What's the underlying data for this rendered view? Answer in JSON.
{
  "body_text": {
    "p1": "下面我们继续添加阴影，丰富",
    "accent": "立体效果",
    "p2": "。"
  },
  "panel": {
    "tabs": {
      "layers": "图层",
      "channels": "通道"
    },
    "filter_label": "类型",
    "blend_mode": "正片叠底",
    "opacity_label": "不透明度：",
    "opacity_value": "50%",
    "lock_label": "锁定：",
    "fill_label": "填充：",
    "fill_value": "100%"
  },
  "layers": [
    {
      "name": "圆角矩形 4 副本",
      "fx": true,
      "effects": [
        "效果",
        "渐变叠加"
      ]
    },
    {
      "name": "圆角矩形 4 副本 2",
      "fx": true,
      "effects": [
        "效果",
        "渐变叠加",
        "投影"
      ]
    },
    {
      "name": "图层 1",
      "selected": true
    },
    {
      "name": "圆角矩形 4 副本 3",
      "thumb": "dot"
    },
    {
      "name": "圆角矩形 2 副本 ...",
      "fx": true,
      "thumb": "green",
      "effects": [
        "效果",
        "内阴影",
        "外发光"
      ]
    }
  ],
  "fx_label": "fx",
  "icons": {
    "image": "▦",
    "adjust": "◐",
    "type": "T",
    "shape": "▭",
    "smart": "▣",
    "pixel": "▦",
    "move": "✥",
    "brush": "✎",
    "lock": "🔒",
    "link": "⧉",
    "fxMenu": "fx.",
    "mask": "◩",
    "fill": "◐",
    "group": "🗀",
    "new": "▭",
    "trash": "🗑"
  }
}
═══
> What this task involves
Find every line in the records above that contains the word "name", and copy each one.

> Task solution
      "name": "圆角矩形 4 副本",
      "name": "圆角矩形 4 副本 2",
      "name": "图层 1",
      "name": "圆角矩形 4 副本 3",
      "name": "圆角矩形 2 副本 ...",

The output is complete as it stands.